Talk Show Host
NASHVILLE — We hear a lot about free speech, but what does free speech actually look like? In talk radio, there is no clear definition. At the end of the day, we work at the pleasure of the companies that hire us. We’re in a unique situation, we talk show hosts, in that we serve two clients. There’s the audience and then there’s the advertiser. Without either or both we don’t have a job.
Recently Sean Hannity has come under fire for covering the Seth Rich murder and Rich’s possible link to Wikileaks. Some have called it a wild conspiracy theory. Personally, I believe there are enough issues surrounding his mysterious death that should warrant further examination. Julian Assange has offered a $20,000 reward for anyone who can lead authorities to a conviction of the murderer. That alone makes this a legitimate story. There’s certainly much more circumstantial evidence that Rich may have been the Wikileaks leaker than there is evidence that Trump colluded with the Russians, yet The New York Times and the Washington Post and their sycophants in cable news beat that drum daily.
There are those on both sides of the political spectrum who would rather not hear anything that challenges their opinion. We call these people radicals. The radical left has mobilized against Hannity. They aim to have him removed from the airways. This is certainly their right, but it’s curious that they’re so worked up over what they call some silly conspiracy theory. Would they be calling for Hannity’s removal were he exploring the mysteries of Area 51 or the chupacabra? Obviously not.
If this is just another conspiracy theory, why are they launching a massive boycott against Hannity’s sponsors?
These are the times when the lines of free speech are drawn. Do those who sign Hannity’s paycheck have the right to dismiss him? Yes. The question is does forcing a dissenting opinion off the air broaden or restrict free speech? I think you know the answer.
Too many of us in broadcasting stand idly by while our colleagues are destroyed by people who claim to love diversity except when it comes to diversity of thought. We stand on the sidelines while colleges cancel speeches by speakers who a violent, vocal minority don’t want to hear. We climb back into the cozy confines of what’s acceptable speech instead of standing on the battlefield of free speech, shoulder-to-shoulder with our brethren who endure these withering attacks.

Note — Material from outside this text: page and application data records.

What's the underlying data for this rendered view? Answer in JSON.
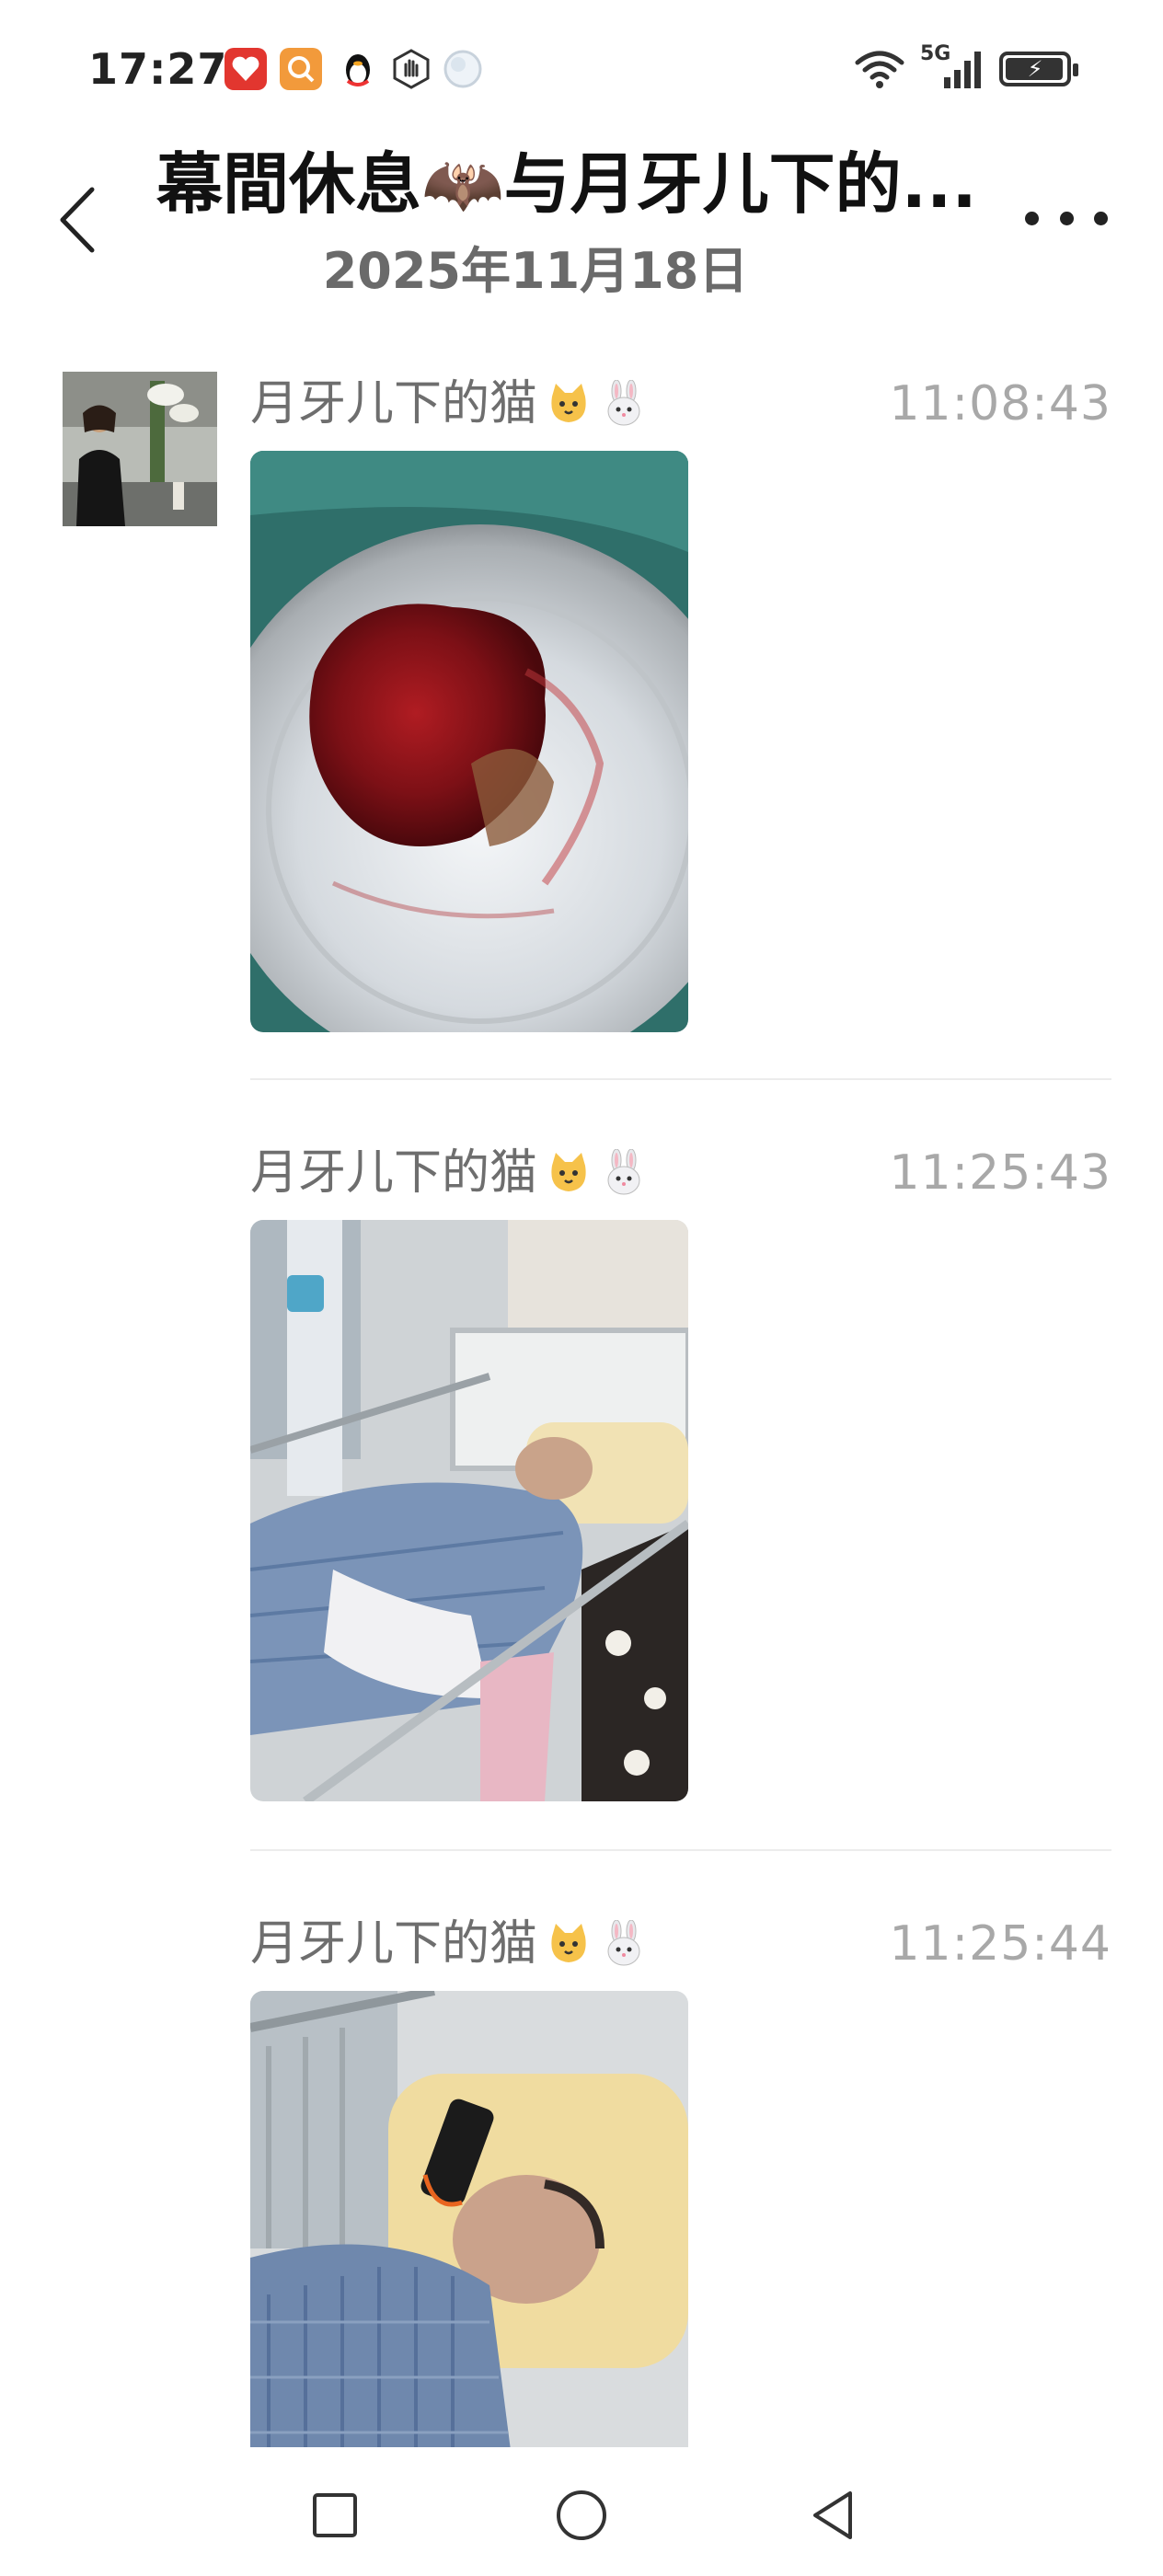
{
  "status_bar": {
    "time": "17:27",
    "notification_icons": [
      "heart-app-icon",
      "search-app-icon",
      "qq-penguin-icon",
      "hand-app-icon",
      "moon-app-icon"
    ],
    "network": "5G",
    "icons": [
      "wifi-icon",
      "cellular-signal-icon",
      "battery-charging-icon"
    ]
  },
  "header": {
    "title": "幕間休息🦇与月牙儿下的...",
    "date": "2025年11月18日",
    "back_icon": "chevron-left-icon",
    "more_icon": "more-dots-icon"
  },
  "messages": [
    {
      "sender": "月牙儿下的猫🐱🐰",
      "time": "11:08:43",
      "image": "photo-bloody-tissue-in-metal-bowl"
    },
    {
      "sender": "月牙儿下的猫🐱🐰",
      "time": "11:25:43",
      "image": "photo-patient-in-hospital-bed"
    },
    {
      "sender": "月牙儿下的猫🐱🐰",
      "time": "11:25:44",
      "image": "photo-patient-closeup-on-pillow"
    }
  ],
  "sender_name": "月牙儿下的猫",
  "nav_bar": {
    "buttons": [
      "recent-apps-icon",
      "home-icon",
      "back-triangle-icon"
    ]
  },
  "colors": {
    "title": "#111111",
    "date": "#6a6a6a",
    "sender": "#6e6e6e",
    "time": "#a8a8a8",
    "divider": "#ececec"
  }
}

There’s not a talk show host alive with whom I agree 100 percent. Yet there’s not a talk show host alive for whom I will not go to the mat to protect their freedom to express their opinions.
Corporations tend to react when cowardly sponsors pull their money at the first sign of trouble. Why these sponsors signed on to an opinion show in the first place is puzzling. But if there’s not pressure pushing back from the other side, those who wish to force their agenda through intimidation will always win.

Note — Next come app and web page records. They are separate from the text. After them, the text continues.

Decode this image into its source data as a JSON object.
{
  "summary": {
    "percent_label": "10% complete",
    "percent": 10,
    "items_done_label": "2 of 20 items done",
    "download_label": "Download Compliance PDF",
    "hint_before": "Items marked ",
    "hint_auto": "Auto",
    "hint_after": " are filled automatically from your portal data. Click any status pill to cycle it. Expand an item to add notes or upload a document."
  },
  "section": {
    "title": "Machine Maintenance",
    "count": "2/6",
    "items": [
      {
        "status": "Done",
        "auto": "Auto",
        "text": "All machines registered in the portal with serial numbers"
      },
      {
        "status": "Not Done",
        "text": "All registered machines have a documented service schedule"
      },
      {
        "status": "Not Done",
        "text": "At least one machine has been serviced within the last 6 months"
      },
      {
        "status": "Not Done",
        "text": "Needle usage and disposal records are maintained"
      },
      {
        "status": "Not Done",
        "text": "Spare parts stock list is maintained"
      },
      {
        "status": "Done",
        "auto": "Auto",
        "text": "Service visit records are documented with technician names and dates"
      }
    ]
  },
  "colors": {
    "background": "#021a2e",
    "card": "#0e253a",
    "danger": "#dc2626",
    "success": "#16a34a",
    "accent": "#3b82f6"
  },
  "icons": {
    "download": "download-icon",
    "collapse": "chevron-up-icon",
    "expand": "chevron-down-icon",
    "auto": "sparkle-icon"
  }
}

And the complicit media take a spark from a handful of malcontents and turn it into a raging forest fire. Fortune Magazine wrote, “Hannity has been spreading a theory that the Clintons ordered Rich’s killing.” I asked Hannity about this point blank. It never happened.
The radical left loves to call conservatives fascists, yet there is nothing more fascist than shutting down people who dare utter something counter to your world view. That goes for both sides of the aisle. It’s one thing to simply stop patronizing a business because of the causes or people they support. It’s another thing altogether to launch a vicious e-mail campaign of threats and intimidation.

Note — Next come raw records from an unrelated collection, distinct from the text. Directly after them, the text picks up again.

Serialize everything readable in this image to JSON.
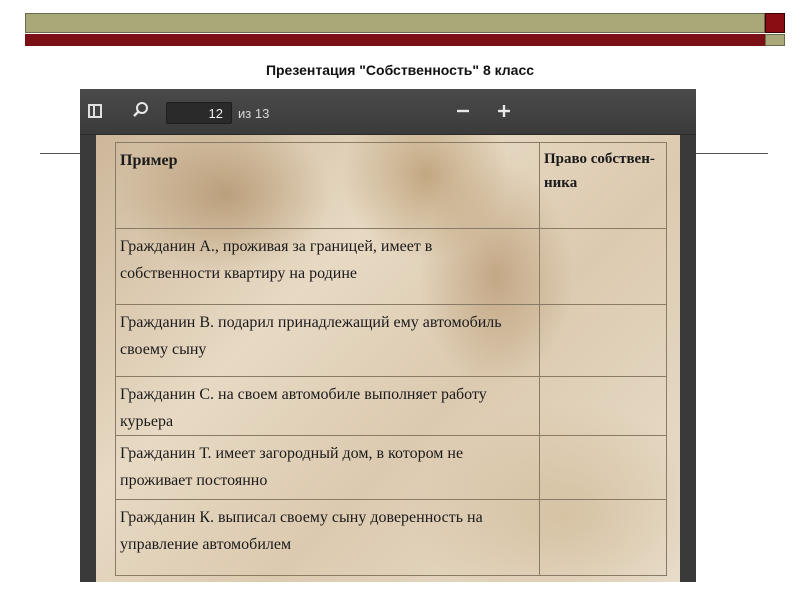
{
  "slide": {
    "title": "Презентация \"Собственность\" 8 класс",
    "colors": {
      "olive_bar": "#a8a878",
      "maroon_bar": "#7a0f16"
    }
  },
  "viewer": {
    "toolbar": {
      "sidebar_icon": "sidebar-toggle-icon",
      "search_icon": "magnifier-icon",
      "page_current": "12",
      "page_total_label": "из 13",
      "zoom_out_icon": "minus-icon",
      "zoom_in_icon": "plus-icon"
    },
    "table": {
      "headers": {
        "example": "Пример",
        "owner": "Право собствен-ника"
      },
      "rows": [
        {
          "example": "Гражданин А., проживая за границей, имеет в собственности квартиру на родине",
          "owner": ""
        },
        {
          "example": "Гражданин В. подарил принадлежащий ему автомобиль своему сыну",
          "owner": ""
        },
        {
          "example": "Гражданин С. на своем автомобиле выполняет работу курьера",
          "owner": ""
        },
        {
          "example": "Гражданин Т. имеет загородный дом, в котором не проживает постоянно",
          "owner": ""
        },
        {
          "example": "Гражданин К. выписал своему сыну доверенность на управление автомобилем",
          "owner": ""
        }
      ]
    }
  }
}
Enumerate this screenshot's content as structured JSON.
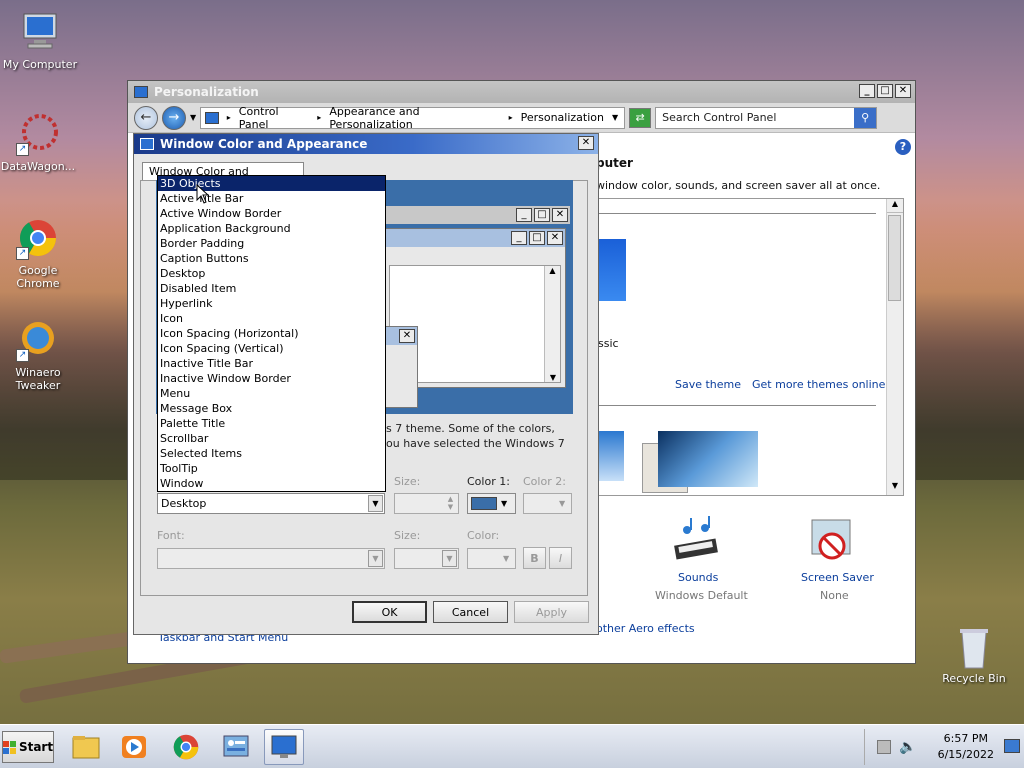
{
  "desktop": {
    "icons": [
      {
        "label": "My Computer"
      },
      {
        "label": "DataWagon..."
      },
      {
        "label": "Google Chrome"
      },
      {
        "label": "Winaero Tweaker"
      },
      {
        "label": "Recycle Bin"
      }
    ]
  },
  "personalization": {
    "title": "Personalization",
    "breadcrumb": [
      "Control Panel",
      "Appearance and Personalization",
      "Personalization"
    ],
    "search_placeholder": "Search Control Panel",
    "heading_fragment": "puter",
    "subtitle_fragment": "window color, sounds, and screen saver all at once.",
    "classic_fragment": "ssic",
    "save_theme": "Save theme",
    "more_themes": "Get more themes online",
    "sounds": {
      "label": "Sounds",
      "value": "Windows Default"
    },
    "screen_saver": {
      "label": "Screen Saver",
      "value": "None"
    },
    "aero_fragment": "other Aero effects",
    "taskbar_link": "Taskbar and Start Menu"
  },
  "dialog": {
    "title": "Window Color and Appearance",
    "tab_label": "Window Color and Appearance",
    "note_line1": "s 7 theme.  Some of the colors,",
    "note_line2": "ou have selected the Windows 7",
    "item_label": "Item:",
    "item_value": "Desktop",
    "size_label": "Size:",
    "color1_label": "Color 1:",
    "color2_label": "Color 2:",
    "font_label": "Font:",
    "font_size_label": "Size:",
    "font_color_label": "Color:",
    "bold_label": "B",
    "italic_label": "I",
    "ok": "OK",
    "cancel": "Cancel",
    "apply": "Apply",
    "color1_value": "#3a6ea8",
    "dropdown_items": [
      "3D Objects",
      "Active Title Bar",
      "Active Window Border",
      "Application Background",
      "Border Padding",
      "Caption Buttons",
      "Desktop",
      "Disabled Item",
      "Hyperlink",
      "Icon",
      "Icon Spacing (Horizontal)",
      "Icon Spacing (Vertical)",
      "Inactive Title Bar",
      "Inactive Window Border",
      "Menu",
      "Message Box",
      "Palette Title",
      "Scrollbar",
      "Selected Items",
      "ToolTip",
      "Window"
    ],
    "selected_index": 0
  },
  "taskbar": {
    "start": "Start",
    "time": "6:57 PM",
    "date": "6/15/2022"
  }
}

They’re coming for Hannity today. If they succeed, you may very well be next.
Phil Valentine is syndicated on the Westwood One Radio Network. His website is PhilValentine.com. He can be emailed at firstname.lastname@example.org.